Before applying blood meal to your onion plants, it is important to ensure that the soil conditions are appropriate. Onions prefer a well-draining soil that is rich in organic matter. If your soil lacks organic matter, it is recommended to amend it with aged compost or other organic materials before planting.
To fertilize onions with blood meal, you can apply it either before planting or as a side dressing after the plants have been established. It is best to follow the recommended dosage listed on the packaging, as excessive amounts of blood meal can damage the plants.
One way to incorporate blood meal into your fertilizing regime is to mix it with aged compost or other organic matter before applying. This will ensure that the nutrients are released slowly and are available to the plants over time.
Blood meal can also be applied as a top dressing around the base of the onion plants. This method allows the roots to absorb the nutrients directly. Be careful not to let the blood meal come into contact with the foliage of the plants, as it can burn the leaves.
It is important to note that blood meal is not the only option available for fertilizing onions. There are other organic and granular fertilizers, such as ammonium sulfate or fish meal, that can provide the necessary nutrients for onion plants.
In conclusion, blood meal can be a beneficial fertilizer for onions, providing them with the essential nutrients they need for growth. However, it is important to consider the soil conditions, start with a balanced fertilizing regime, and follow the recommended dosage to avoid over-fertilizing the plants. Always read and follow the instructions on the packaging of the blood meal or any other fertilizer you choose to use.
Do onions like manure?
Onions can greatly benefit from the use of manure as a fertilizer. Manure provides a rich source of nutrients that onions need to grow and develop into bigger, stronger crops.
When it comes to using manure, there are several things to keep in mind. First, it’s important to use well-aged manure as fresh manure can burn the delicate onion plants and cause damage. The aging process helps break down the nutrients in the manure, making them easier for the onions to absorb.
Privacy is also important when it comes to using manure. It’s best to apply the manure to the soil before planting the onions, as this allows the manure to integrate into the soil and provide nutrients to the growing plants. Applying manure too close to the onions’ foliage can lead to issues with rot and disease.
There are several types of manure that can be used for onions. Chicken manure, cow manure, and horse manure are all commonly recommended for their balanced nutrient content.

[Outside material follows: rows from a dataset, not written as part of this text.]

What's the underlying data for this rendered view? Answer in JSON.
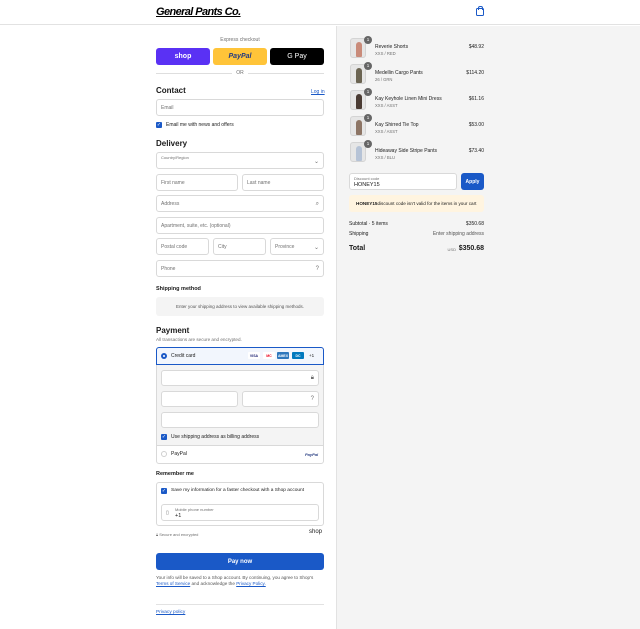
{
  "header": {
    "logo": "General Pants Co.",
    "cart_icon": "shopping-bag-icon"
  },
  "express": {
    "label": "Express checkout",
    "shop": "shop",
    "paypal": "PayPal",
    "gpay": "G Pay",
    "or": "OR"
  },
  "contact": {
    "title": "Contact",
    "login": "Log in",
    "email_placeholder": "Email",
    "news_label": "Email me with news and offers"
  },
  "delivery": {
    "title": "Delivery",
    "country_label": "Country/Region",
    "first_name": "First name",
    "last_name": "Last name",
    "address": "Address",
    "apartment": "Apartment, suite, etc. (optional)",
    "postal": "Postal code",
    "city": "City",
    "province": "Province",
    "phone": "Phone"
  },
  "shipping": {
    "title": "Shipping method",
    "message": "Enter your shipping address to view available shipping methods."
  },
  "payment": {
    "title": "Payment",
    "subtitle": "All transactions are secure and encrypted.",
    "credit_card": "Credit card",
    "cards": [
      "VISA",
      "MC",
      "AMEX",
      "DC"
    ],
    "more": "+1",
    "billing_label": "Use shipping address as billing address",
    "paypal": "PayPal",
    "paypal_logo": "PayPal"
  },
  "remember": {
    "title": "Remember me",
    "save_label": "Save my information for a faster checkout with a Shop account",
    "mobile_label": "Mobile phone number",
    "mobile_value": "+1",
    "secure": "Secure and encrypted",
    "shop_logo": "shop"
  },
  "pay_now": "Pay now",
  "fine_print": {
    "text": "Your info will be saved to a Shop account. By continuing, you agree to Shop's",
    "terms": "Terms of Service",
    "mid": "and acknowledge the",
    "privacy": "Privacy Policy."
  },
  "privacy_policy": "Privacy policy",
  "order": {
    "items": [
      {
        "qty": "1",
        "name": "Reverie Shorts",
        "variant": "XXS / RED",
        "price": "$48.92"
      },
      {
        "qty": "1",
        "name": "Medellin Cargo Pants",
        "variant": "26 / GRN",
        "price": "$114.20"
      },
      {
        "qty": "1",
        "name": "Kay Keyhole Linen Mini Dress",
        "variant": "XXS / ASST",
        "price": "$61.16"
      },
      {
        "qty": "1",
        "name": "Kay Shirred Tie Top",
        "variant": "XXS / ASST",
        "price": "$53.00"
      },
      {
        "qty": "1",
        "name": "Hideaway Side Stripe Pants",
        "variant": "XXS / BLU",
        "price": "$73.40"
      }
    ],
    "discount_label": "Discount code",
    "discount_value": "HONEY15",
    "apply": "Apply",
    "warning_code": "HONEY15",
    "warning_text": " discount code isn't valid for the items in your cart",
    "subtotal_label": "Subtotal · 5 items",
    "subtotal_value": "$350.68",
    "shipping_label": "Shipping",
    "shipping_value": "Enter shipping address",
    "total_label": "Total",
    "currency": "USD",
    "total_value": "$350.68"
  }
}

It’s important to source manure from a reliable and trusted source, such as a local farm or gardening center. Avoid using manure from animals that have been fed a high-nitrogen diet, as this can result in excessive foliage growth and smaller onion bulbs.
When using manure, it’s recommended to work approximately three inches of well-aged manure into the top six inches of soil before planting the onion bulbs. This gives the onions access to the nutrients they need as they start to grow. Additionally, adding a layer of manure to the surface of the soil around the onions in the fall can provide further nutrients to support their growth.

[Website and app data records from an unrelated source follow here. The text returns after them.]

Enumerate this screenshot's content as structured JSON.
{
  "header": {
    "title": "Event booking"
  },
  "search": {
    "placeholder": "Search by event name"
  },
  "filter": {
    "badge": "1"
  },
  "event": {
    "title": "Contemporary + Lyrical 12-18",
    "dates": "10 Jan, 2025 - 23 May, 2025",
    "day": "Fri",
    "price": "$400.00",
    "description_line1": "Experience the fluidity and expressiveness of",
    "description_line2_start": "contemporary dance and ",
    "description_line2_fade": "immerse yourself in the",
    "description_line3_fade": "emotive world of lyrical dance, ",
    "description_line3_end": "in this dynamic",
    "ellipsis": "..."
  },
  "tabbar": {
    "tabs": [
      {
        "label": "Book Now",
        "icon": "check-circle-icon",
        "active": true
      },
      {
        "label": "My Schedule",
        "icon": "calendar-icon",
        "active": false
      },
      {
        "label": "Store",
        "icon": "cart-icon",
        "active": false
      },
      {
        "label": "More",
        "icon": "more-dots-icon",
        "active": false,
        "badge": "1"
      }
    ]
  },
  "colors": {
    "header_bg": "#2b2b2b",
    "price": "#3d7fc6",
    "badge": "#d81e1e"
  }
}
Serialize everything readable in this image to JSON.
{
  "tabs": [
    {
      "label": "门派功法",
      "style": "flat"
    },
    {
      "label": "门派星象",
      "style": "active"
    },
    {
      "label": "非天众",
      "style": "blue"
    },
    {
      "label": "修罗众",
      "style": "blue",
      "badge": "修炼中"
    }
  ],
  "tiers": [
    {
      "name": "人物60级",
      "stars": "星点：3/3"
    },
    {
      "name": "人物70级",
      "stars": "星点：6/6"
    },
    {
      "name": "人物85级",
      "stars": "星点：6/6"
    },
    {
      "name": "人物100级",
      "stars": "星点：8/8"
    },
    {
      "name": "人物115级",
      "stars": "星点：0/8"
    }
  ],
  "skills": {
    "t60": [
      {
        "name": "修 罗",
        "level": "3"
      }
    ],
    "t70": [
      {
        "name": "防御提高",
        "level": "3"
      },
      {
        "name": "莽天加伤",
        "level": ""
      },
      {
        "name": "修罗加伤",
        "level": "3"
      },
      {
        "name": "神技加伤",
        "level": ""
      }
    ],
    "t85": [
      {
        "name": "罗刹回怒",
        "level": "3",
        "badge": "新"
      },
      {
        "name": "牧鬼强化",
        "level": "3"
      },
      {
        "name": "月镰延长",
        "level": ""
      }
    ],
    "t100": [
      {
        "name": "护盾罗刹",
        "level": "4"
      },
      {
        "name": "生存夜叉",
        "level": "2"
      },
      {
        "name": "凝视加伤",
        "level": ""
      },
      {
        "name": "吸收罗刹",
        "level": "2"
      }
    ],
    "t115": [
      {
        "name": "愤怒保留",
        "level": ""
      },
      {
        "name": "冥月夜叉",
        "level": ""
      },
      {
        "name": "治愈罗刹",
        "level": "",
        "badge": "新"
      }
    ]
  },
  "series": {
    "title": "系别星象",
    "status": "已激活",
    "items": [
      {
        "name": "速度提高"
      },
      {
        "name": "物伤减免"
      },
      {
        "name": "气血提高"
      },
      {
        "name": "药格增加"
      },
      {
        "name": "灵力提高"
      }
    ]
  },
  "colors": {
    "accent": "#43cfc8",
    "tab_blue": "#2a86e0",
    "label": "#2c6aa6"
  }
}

If you prefer not to use manure, there are other fertilizers available that can give onions the nutrients they need. Some recommended options include granular balanced fertilizers and bone meal. These can be applied according to the packaging instructions, usually a few weeks after planting the onions and then periodically throughout the growing season.

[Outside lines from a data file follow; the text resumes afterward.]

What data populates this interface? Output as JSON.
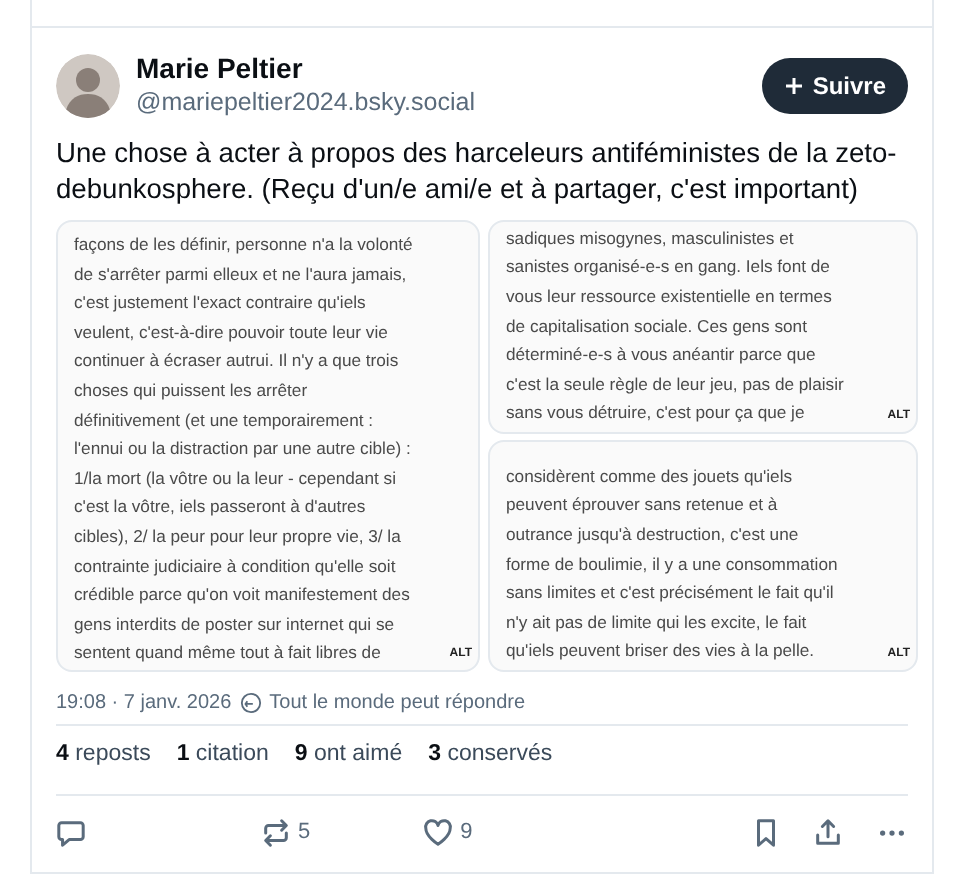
{
  "author": {
    "name": "Marie Peltier",
    "handle": "@mariepeltier2024.bsky.social"
  },
  "follow_button": {
    "label": "Suivre"
  },
  "text": "Une chose à acter à propos des harceleurs antiféministes de la zeto-debunkosphere. (Reçu d'un/e ami/e et à partager, c'est important)",
  "images": [
    {
      "lines": [
        "façons de les définir, personne n'a la volonté",
        "de s'arrêter parmi elleux et ne l'aura jamais,",
        "c'est justement l'exact contraire qu'iels",
        "veulent, c'est-à-dire pouvoir toute leur vie",
        "continuer à écraser autrui. Il n'y a que trois",
        "choses qui puissent les arrêter",
        "définitivement (et une temporairement :",
        "l'ennui ou la distraction par une autre cible) :",
        "1/la mort (la vôtre ou la leur - cependant si",
        "c'est la vôtre, iels passeront à d'autres",
        "cibles), 2/ la peur pour leur propre vie, 3/ la",
        "contrainte judiciaire à condition qu'elle soit",
        "crédible parce qu'on voit manifestement des",
        "gens interdits de poster sur internet qui se",
        "sentent quand même tout à fait libres de"
      ],
      "badge": "ALT"
    },
    {
      "lines": [
        "sadiques misogynes, masculinistes et",
        "sanistes organisé-e-s en gang. Iels font de",
        "vous leur ressource existentielle en termes",
        "de capitalisation sociale. Ces gens sont",
        "déterminé-e-s à vous anéantir parce que",
        "c'est la seule règle de leur jeu, pas de plaisir",
        "sans vous détruire, c'est pour ça que je"
      ],
      "badge": "ALT"
    },
    {
      "lines": [
        "considèrent comme des jouets qu'iels",
        "peuvent éprouver sans retenue et à",
        "outrance jusqu'à destruction, c'est une",
        "forme de boulimie, il y a une consommation",
        "sans limites et c'est précisément le fait qu'il",
        "n'y ait pas de limite qui les excite, le fait",
        "qu'iels peuvent briser des vies à la pelle."
      ],
      "badge": "ALT"
    }
  ],
  "timestamp": "19:08 · 7 janv. 2026",
  "reply_setting": "Tout le monde peut répondre",
  "stats": [
    {
      "count": "4",
      "label": "reposts"
    },
    {
      "count": "1",
      "label": "citation"
    },
    {
      "count": "9",
      "label": "ont aimé"
    },
    {
      "count": "3",
      "label": "conservés"
    }
  ],
  "actions": [
    {
      "kind": "reply"
    },
    {
      "kind": "repost",
      "count": "5"
    },
    {
      "kind": "like",
      "count": "9"
    },
    {
      "kind": "bookmark"
    },
    {
      "kind": "share"
    },
    {
      "kind": "more"
    }
  ]
}
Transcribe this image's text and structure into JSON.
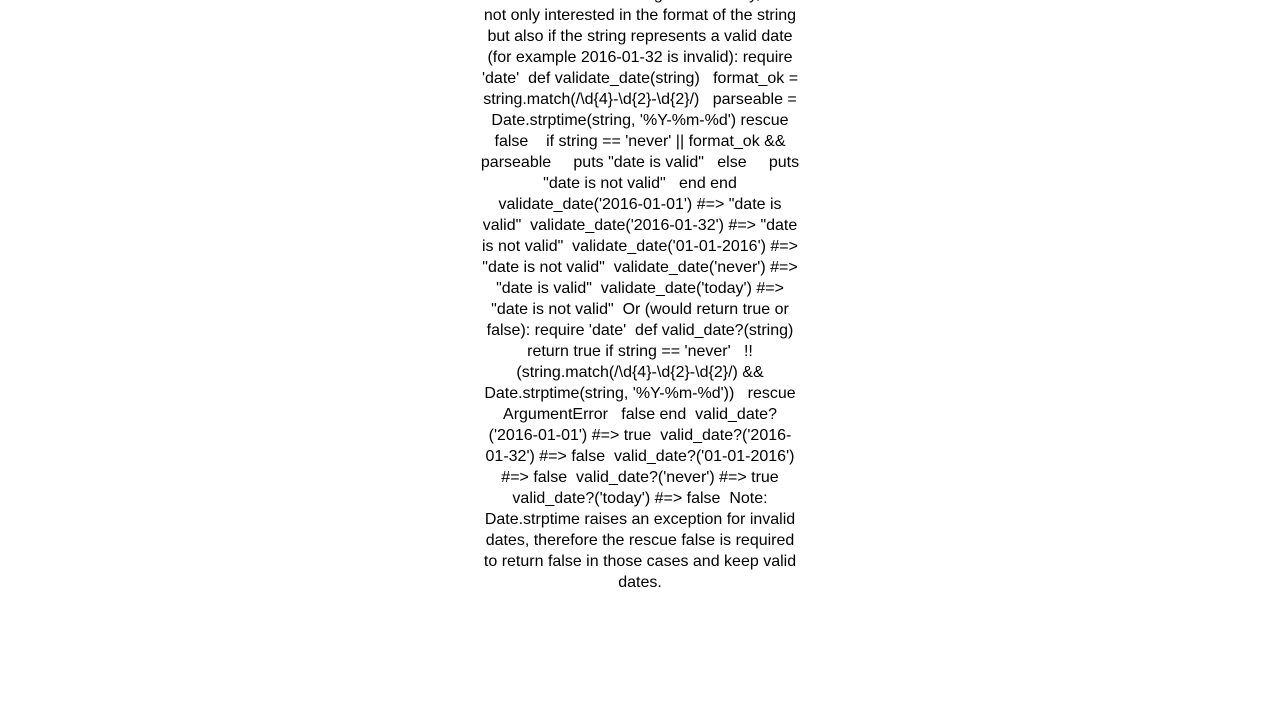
{
  "page": {
    "background_color": "#ffffff",
    "text_color": "#000000",
    "alignment": "center"
  },
  "content": {
    "body_text": "I need to validate a string date in Ruby, I am not only interested in the format of the string but also if the string represents a valid date (for example 2016-01-32 is invalid): require 'date'  def validate_date(string)   format_ok = string.match(/\\d{4}-\\d{2}-\\d{2}/)   parseable = Date.strptime(string, '%Y-%m-%d') rescue false    if string == 'never' || format_ok && parseable     puts \"date is valid\"   else     puts \"date is not valid\"   end end  validate_date('2016-01-01') #=> \"date is valid\"  validate_date('2016-01-32') #=> \"date is not valid\"  validate_date('01-01-2016') #=> \"date is not valid\"  validate_date('never') #=> \"date is valid\"  validate_date('today') #=> \"date is not valid\"  Or (would return true or false): require 'date'  def valid_date?(string)   return true if string == 'never'   !!(string.match(/\\d{4}-\\d{2}-\\d{2}/) && Date.strptime(string, '%Y-%m-%d'))   rescue ArgumentError   false end  valid_date?('2016-01-01') #=> true  valid_date?('2016-01-32') #=> false  valid_date?('01-01-2016') #=> false  valid_date?('never') #=> true  valid_date?('today') #=> false  Note: Date.strptime raises an exception for invalid dates, therefore the rescue false is required to return false in those cases and keep valid dates.",
    "visible_lines": [
      "interested in the format of the string",
      "but also if the string represents a",
      "valid date (for example 2016-01-32 is",
      "invalid): require 'date'  def",
      "validate_date(string)   format_ok =",
      "string.match(/\\d{4}-\\d{2}-\\d{2}/)",
      "parseable = Date.strptime(string,",
      "'%Y-%m-%d') rescue false    if string ==",
      "'never' || format_ok && parseable",
      "puts \"date is valid\"   else     puts",
      "\"date is not valid\"   end end",
      "validate_date('2016-01-01') #=> \"date is",
      "valid\"  validate_date('2016-01-32') #=>",
      "\"date is not valid\"",
      "validate_date('01-01-2016') #=> \"date is",
      "not valid\"  validate_date('never') #=>",
      "\"date is valid\"  validate_date('today')",
      "#=> \"date is not valid\"  Or (would",
      "return true or false): require 'date'",
      "def valid_date?(string)   return true if",
      "string == 'never'",
      "!!(string.match(/\\d{4}-\\d{2}-\\d{2}/) &&",
      "Date.strptime(string, '%Y-%m-%d'))",
      "rescue ArgumentError   false end",
      "valid_date?('2016-01-01') #=> true",
      "valid_date?('2016-01-32') #=> false",
      "valid_date?('01-01-2016') #=> false",
      "valid_date?('never') #=> true",
      "valid_date?('today') #=> false  Note:",
      "Date.strptime raises an exception for",
      "invalid dates, therefore the rescue",
      "false is required to return false in"
    ]
  }
}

In conclusion, onions are a beneficial addition to any garden or landscape, and they can greatly benefit from the use of manure as a fertilizer. Whether you choose to use manure or other fertilizers, providing onions with the necessary nutrients will help them develop into bigger, stronger crops.